_Exercise aim_
Report every line of the records that contains the word "sanofi".

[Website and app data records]
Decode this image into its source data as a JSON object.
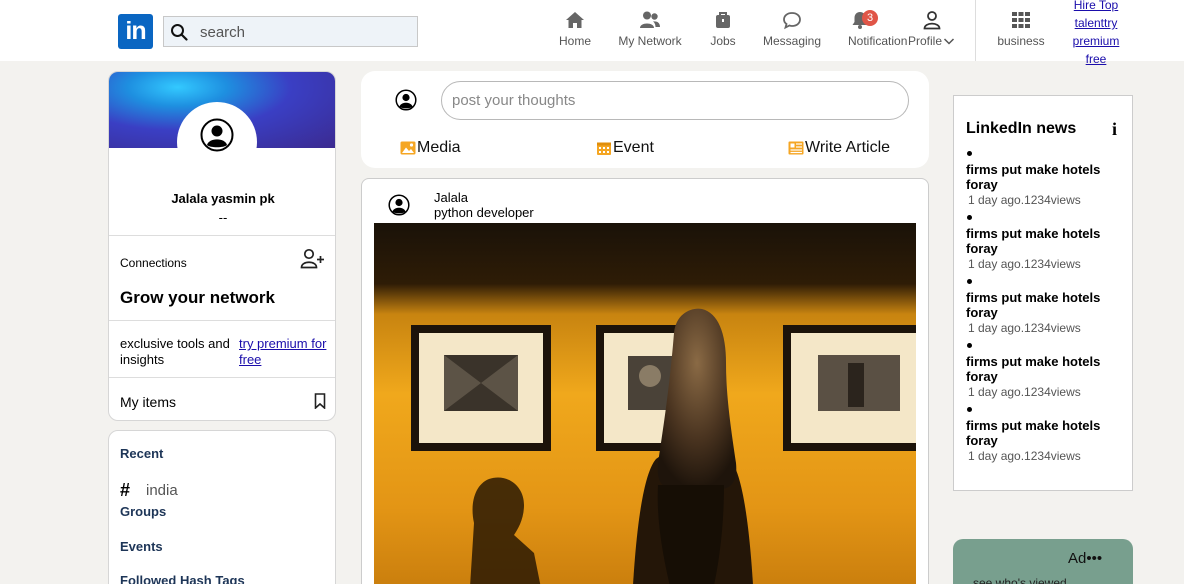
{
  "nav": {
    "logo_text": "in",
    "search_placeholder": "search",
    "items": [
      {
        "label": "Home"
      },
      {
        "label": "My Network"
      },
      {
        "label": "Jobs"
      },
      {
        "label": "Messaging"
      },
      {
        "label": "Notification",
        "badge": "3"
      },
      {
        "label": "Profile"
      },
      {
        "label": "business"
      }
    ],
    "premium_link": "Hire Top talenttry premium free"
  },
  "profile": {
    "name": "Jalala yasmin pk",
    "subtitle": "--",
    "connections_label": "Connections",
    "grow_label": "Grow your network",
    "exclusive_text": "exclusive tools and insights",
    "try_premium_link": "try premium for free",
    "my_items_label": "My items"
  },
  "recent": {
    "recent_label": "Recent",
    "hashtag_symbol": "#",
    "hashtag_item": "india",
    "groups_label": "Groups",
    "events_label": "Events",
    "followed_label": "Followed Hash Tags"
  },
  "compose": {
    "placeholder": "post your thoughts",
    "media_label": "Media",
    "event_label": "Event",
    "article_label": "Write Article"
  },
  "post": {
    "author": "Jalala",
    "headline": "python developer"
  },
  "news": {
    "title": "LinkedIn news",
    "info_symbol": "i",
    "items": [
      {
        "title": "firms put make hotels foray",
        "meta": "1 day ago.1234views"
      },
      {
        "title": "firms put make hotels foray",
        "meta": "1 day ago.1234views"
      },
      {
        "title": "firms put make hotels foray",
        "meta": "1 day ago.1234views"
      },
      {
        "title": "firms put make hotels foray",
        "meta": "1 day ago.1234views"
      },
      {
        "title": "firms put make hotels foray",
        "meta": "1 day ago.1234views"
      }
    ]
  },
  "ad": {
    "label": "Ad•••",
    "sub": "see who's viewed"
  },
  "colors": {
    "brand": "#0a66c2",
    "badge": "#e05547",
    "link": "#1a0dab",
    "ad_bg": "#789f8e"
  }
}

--

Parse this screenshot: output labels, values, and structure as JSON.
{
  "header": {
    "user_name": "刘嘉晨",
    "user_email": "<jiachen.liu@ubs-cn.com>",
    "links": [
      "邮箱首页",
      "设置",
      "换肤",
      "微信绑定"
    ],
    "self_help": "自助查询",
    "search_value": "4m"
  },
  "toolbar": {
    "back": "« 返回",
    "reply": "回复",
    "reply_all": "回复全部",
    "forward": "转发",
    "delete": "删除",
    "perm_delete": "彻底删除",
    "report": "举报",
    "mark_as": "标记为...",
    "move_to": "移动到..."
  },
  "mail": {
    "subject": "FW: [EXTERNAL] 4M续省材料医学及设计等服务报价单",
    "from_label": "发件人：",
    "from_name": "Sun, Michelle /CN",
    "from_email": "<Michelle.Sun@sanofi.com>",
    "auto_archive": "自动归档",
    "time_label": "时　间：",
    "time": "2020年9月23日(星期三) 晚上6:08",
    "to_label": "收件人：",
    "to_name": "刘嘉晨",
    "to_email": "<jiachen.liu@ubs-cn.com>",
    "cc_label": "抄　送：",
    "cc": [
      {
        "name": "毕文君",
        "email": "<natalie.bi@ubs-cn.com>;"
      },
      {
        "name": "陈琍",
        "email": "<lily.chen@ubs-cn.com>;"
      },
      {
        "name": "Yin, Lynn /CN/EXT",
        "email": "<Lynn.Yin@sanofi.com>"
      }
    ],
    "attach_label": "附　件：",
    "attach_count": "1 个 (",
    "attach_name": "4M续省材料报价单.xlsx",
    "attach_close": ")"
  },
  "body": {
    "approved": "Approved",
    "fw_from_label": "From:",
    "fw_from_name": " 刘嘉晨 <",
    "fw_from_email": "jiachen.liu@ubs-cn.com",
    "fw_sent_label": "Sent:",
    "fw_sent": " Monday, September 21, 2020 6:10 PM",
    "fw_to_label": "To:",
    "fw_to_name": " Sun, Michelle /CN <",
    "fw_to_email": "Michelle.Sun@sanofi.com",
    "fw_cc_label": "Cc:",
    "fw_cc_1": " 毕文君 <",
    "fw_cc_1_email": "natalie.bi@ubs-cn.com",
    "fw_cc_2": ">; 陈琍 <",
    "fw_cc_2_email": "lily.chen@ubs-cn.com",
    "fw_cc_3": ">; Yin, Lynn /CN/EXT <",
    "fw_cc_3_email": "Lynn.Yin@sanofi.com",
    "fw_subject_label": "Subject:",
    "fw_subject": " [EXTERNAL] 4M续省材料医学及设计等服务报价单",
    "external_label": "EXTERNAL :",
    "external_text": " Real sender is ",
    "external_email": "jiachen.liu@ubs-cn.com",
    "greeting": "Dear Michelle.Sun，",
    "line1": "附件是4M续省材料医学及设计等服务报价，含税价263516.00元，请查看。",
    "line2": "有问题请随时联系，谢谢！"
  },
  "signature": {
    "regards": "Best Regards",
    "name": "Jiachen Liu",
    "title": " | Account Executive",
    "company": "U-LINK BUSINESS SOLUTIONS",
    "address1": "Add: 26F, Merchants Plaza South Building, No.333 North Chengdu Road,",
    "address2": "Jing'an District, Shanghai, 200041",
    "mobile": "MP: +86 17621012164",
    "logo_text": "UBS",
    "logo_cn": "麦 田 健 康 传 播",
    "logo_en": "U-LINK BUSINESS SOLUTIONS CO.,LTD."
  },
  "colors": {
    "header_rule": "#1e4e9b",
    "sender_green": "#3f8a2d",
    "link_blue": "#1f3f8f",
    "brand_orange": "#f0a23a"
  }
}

_Exercise solution_
    "from_email": "<Michelle.Sun@sanofi.com>",
        "email": "<Lynn.Yin@sanofi.com>"
    "fw_to_email": "Michelle.Sun@sanofi.com",
    "fw_cc_3_email": "Lynn.Yin@sanofi.com",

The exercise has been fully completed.